What is Judicial Review: Importance, Scope and Types

Find out what is meant by judicial review and why it is important to safeguard the constitution and democracy.

Find out what is meant by judicial review and why it is important to safeguard the constitution and democracy.

Judicial review is the power conferred on the judiciary by the constitution, under which the judiciary can review enactments and executive orders of governments, whether state or central. This doctrine originated in the United States of America where it was put forward in the Marbury Vs Madison case.

The then Chief Justice of the United States Supreme Court, John Marshall, originated the idea. However, as mentioned above, it is the Constitution of India itself that grants such power to the judiciary.

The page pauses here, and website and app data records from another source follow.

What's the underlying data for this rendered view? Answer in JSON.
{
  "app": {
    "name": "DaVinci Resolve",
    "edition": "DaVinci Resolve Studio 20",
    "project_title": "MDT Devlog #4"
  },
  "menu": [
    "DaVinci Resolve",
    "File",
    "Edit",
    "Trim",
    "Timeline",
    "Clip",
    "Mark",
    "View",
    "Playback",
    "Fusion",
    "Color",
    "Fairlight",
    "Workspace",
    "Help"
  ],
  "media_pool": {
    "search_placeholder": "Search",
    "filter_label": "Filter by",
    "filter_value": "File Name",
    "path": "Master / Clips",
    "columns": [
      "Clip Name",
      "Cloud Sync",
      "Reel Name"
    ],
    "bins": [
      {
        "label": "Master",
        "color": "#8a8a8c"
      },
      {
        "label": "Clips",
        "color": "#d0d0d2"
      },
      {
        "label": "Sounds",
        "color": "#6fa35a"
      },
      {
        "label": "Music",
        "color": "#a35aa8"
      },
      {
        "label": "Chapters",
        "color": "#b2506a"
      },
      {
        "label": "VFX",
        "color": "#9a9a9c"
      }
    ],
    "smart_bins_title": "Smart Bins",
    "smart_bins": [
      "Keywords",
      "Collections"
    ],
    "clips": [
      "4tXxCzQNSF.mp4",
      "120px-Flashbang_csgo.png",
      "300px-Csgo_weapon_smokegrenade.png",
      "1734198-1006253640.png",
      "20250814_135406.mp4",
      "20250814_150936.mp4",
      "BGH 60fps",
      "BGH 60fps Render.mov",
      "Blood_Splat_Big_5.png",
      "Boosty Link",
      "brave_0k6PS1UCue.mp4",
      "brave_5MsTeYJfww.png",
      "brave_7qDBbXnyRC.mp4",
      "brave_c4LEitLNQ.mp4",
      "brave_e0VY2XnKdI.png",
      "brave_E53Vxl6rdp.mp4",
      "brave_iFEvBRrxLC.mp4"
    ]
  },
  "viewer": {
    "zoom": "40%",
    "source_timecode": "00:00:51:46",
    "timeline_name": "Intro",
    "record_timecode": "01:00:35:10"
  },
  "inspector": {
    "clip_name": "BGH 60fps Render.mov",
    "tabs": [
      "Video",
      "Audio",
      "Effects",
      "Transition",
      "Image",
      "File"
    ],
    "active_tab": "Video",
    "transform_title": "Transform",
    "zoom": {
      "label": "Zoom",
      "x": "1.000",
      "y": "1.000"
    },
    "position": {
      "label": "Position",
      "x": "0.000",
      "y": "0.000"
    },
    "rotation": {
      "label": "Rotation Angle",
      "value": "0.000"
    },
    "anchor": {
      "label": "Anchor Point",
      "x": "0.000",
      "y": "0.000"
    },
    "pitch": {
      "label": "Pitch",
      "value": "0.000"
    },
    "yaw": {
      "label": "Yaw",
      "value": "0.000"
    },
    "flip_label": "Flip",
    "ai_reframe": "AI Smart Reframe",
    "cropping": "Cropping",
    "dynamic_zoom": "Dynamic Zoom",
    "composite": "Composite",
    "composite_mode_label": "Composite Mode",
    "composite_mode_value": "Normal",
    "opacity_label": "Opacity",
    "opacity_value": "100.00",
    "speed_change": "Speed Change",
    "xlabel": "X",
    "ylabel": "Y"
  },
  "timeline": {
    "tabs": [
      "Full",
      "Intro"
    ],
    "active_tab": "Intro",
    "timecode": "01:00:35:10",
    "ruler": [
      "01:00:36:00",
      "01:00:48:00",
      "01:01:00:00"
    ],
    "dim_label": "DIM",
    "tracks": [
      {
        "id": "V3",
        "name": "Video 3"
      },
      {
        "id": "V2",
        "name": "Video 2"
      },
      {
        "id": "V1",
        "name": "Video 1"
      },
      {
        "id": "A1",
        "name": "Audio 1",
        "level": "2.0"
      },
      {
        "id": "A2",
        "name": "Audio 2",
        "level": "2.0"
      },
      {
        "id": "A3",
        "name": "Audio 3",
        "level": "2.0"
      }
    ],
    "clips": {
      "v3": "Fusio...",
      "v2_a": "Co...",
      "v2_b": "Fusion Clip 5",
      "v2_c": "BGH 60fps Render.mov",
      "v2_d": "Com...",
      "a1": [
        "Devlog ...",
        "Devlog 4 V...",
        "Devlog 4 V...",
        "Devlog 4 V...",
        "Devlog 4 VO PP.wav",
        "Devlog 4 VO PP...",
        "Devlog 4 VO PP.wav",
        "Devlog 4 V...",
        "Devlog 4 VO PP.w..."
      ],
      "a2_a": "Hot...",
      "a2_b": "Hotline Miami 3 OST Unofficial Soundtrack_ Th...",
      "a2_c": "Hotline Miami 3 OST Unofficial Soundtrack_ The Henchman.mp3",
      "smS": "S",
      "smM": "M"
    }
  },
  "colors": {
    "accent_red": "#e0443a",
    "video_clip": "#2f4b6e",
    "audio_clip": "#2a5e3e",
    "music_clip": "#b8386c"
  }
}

The right to judicial review belongs to both the supreme courts and the high courts of the land.

The courts also have the power to declare null and void any law passed by the legislature if the law goes against the constitution on which the law cannot be imposed by the government.

How important is judicial review?

  • Judicial review is necessary to uphold the principle of the supremacy of the constitution.
  • The possibility of judicial review prevents the abuse of power by the legislature and the executive.
  • It maintains the balance between the center and the state, thus maintaining the federal balance.
  • The provision protects the fundamental rights of citizens.
  • This provision guarantees the principle of the independence of the judiciary.

Scope of judicial review

Judicial review is not absolute because certain conditions must be met to challenge a law in the Supreme Court or high courts, i.e. a law can only be challenged if:

  • This law violates the fundamental rights guaranteed by the constitution.
  • The said law goes against the provisions enshrined in the constitution.
  • The law that has been enacted is beyond the jurisdiction of the authority that drafted it.

Types of Judicial Review

The supply of judicial review in India has been notoriously divided into three broad categories by Judge Syed Shah Mohamed Quadri.

  • Judicial review of constitutional amendments.
  • Judicial review of legislation by parliament and state legislatures extends to subordinate legislation.
  • Judicial review of union and state administrative actions extending to state authorities.

READ: The President of India: Powers and Responsibilities

READ: Seventh Appendix: State, Union, and Concurrent Lists Explained